I would like to connect 6 gauge aluminum wire to 12 gauge copper wire. Is an aluminum splicer/reducer suitable for this in the USA? An example is the Morris 90612. It is a rectangular aluminum block with holes on the ends to accept the wires that are then held down by screws. It of course requires antioxidant and insulation, probably rubber and vinyl electrical tape.
There is much discussion about Al to Cu connections here and elsewhere on the web, but the common solutions either don't handle 6 gauge or are in my opinion overpriced for the task. Split bolts are another option, but I wanted to avoid the awkward shape, especially when it comes to insulating.
I think the item I am a referring to has been mentioned here as something like a mechanical lug. It almost seems like a slam-dunk that it is suitable since it is AL9CU dual rated, but there are many things that might not be obvious in the rules. In the Q&A section at one of the big box store websites, a customer service rep said another brand nearly identical and also AL9CU was not rated for this. The only reason I could think of is if the wires are inserted too far and become intermixed. Some versions are said to isolate the two sides.
This is to make a pigtail to connect the 6 gauge aluminum to a 20 amp breaker with an 8 gauge maximum. The splice would be in the breaker panel, which has plenty of open space. The old 40 amp breaker is beyond the required maximum overcurrent protection for a new heat pump.
I could avoid the whole aluminum to copper thing if thinner aluminum wire were readily available for the pigtail. I don't want to go to the effort of trying to replace the wire all the way out to the heat pump.
Sorry so long-winded, but I think of what might be misunderstood and add detail. Thanks for reading and all the past answers I read.

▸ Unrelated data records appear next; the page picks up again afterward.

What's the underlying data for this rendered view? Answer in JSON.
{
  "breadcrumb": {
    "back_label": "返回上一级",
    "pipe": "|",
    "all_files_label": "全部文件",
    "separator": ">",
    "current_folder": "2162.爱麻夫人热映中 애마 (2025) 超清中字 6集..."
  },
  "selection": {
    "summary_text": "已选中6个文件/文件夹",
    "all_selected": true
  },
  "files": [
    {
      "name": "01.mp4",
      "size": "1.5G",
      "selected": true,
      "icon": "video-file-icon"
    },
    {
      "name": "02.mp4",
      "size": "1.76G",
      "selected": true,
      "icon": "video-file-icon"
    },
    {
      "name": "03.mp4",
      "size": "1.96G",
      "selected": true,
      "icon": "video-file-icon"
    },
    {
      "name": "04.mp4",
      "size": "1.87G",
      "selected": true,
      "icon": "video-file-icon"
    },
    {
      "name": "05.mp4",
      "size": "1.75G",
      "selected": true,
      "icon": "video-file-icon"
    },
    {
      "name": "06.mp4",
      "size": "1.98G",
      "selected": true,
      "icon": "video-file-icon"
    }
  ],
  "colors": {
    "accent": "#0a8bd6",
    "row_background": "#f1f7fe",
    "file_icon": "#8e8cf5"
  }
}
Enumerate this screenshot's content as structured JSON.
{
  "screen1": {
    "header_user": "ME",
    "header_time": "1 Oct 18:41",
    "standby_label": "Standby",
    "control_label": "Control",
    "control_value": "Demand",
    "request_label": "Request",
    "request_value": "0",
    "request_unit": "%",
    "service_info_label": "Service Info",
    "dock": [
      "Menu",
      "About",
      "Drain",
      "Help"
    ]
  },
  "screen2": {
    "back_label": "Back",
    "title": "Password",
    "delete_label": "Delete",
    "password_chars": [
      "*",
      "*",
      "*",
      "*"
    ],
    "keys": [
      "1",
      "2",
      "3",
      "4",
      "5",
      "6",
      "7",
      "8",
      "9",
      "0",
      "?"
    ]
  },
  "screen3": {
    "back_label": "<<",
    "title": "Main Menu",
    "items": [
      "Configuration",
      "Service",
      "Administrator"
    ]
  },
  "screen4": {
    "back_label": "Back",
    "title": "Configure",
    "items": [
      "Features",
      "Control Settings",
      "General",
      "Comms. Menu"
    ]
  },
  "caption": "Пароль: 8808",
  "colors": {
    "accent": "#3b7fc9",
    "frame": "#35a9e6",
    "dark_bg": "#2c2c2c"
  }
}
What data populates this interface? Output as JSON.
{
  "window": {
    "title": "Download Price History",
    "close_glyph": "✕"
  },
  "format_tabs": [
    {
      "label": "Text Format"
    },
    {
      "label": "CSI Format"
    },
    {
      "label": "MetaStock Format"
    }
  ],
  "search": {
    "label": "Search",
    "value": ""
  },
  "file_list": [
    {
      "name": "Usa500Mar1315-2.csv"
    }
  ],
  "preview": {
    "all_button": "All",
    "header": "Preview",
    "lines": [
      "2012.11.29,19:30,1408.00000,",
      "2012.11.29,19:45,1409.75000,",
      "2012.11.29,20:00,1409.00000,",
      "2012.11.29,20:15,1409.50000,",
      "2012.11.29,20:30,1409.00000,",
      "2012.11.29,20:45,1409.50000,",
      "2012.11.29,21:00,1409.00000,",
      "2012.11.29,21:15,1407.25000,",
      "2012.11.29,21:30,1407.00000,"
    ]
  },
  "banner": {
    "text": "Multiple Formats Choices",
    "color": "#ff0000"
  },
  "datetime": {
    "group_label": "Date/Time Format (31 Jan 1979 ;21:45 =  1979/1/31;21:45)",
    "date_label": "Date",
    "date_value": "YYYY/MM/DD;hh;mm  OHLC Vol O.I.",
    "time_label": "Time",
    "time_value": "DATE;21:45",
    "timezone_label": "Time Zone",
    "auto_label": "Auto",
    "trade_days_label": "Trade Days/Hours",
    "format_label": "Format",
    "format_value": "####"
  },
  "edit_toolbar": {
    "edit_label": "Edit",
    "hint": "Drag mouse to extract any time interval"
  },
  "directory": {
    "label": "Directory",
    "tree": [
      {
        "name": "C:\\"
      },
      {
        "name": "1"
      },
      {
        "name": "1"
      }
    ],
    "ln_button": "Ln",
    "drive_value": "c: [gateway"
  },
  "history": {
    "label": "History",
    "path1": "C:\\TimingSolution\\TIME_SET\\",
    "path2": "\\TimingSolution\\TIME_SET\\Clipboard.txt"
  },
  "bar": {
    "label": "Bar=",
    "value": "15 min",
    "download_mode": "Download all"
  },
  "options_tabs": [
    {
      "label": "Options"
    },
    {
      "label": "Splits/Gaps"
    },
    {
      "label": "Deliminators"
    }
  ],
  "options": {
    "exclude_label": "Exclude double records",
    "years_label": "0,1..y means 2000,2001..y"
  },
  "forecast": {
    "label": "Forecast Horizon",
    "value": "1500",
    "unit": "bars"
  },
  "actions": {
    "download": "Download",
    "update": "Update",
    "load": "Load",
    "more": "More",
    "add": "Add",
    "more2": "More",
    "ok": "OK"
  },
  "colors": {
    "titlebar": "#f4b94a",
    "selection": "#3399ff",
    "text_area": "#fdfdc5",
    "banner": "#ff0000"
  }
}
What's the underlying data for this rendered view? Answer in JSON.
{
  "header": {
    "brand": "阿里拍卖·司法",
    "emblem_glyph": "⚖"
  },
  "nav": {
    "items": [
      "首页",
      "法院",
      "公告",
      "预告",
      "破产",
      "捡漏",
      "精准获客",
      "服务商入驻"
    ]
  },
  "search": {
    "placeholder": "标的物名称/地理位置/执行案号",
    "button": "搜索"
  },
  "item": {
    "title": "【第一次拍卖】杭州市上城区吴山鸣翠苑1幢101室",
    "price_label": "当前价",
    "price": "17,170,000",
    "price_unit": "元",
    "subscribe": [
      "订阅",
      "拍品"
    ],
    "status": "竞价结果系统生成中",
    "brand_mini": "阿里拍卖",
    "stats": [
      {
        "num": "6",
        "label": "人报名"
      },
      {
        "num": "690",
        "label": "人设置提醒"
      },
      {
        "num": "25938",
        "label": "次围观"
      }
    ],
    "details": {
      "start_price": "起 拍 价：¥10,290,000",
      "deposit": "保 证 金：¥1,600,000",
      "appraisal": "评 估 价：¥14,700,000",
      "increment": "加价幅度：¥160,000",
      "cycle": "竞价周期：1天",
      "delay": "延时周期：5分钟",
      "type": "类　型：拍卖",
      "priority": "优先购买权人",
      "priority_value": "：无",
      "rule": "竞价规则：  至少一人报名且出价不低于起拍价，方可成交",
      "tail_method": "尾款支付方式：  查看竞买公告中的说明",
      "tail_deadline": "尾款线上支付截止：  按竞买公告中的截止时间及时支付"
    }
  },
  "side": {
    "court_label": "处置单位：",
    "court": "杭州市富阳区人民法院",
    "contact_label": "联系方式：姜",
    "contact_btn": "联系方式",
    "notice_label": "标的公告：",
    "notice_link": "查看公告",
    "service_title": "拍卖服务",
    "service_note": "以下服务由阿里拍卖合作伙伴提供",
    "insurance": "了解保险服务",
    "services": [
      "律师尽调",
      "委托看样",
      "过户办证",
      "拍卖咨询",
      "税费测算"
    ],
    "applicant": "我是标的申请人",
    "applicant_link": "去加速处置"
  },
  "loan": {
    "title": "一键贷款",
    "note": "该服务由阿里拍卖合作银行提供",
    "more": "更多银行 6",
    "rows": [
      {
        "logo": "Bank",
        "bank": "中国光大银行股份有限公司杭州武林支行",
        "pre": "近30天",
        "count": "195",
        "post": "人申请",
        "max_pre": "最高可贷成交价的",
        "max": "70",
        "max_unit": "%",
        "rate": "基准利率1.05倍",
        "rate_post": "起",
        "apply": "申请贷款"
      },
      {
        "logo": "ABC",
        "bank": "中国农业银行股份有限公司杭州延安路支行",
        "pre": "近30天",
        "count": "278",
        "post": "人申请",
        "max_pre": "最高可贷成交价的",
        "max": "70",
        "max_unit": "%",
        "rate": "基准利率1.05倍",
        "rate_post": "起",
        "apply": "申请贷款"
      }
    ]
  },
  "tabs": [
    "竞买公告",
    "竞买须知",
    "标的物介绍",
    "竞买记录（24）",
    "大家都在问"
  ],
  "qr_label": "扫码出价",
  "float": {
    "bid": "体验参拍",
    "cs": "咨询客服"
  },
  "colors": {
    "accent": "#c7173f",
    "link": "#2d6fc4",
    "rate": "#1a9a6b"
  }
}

EDIT: Morris tech support told me not to use 90612 for this. Details in comments below.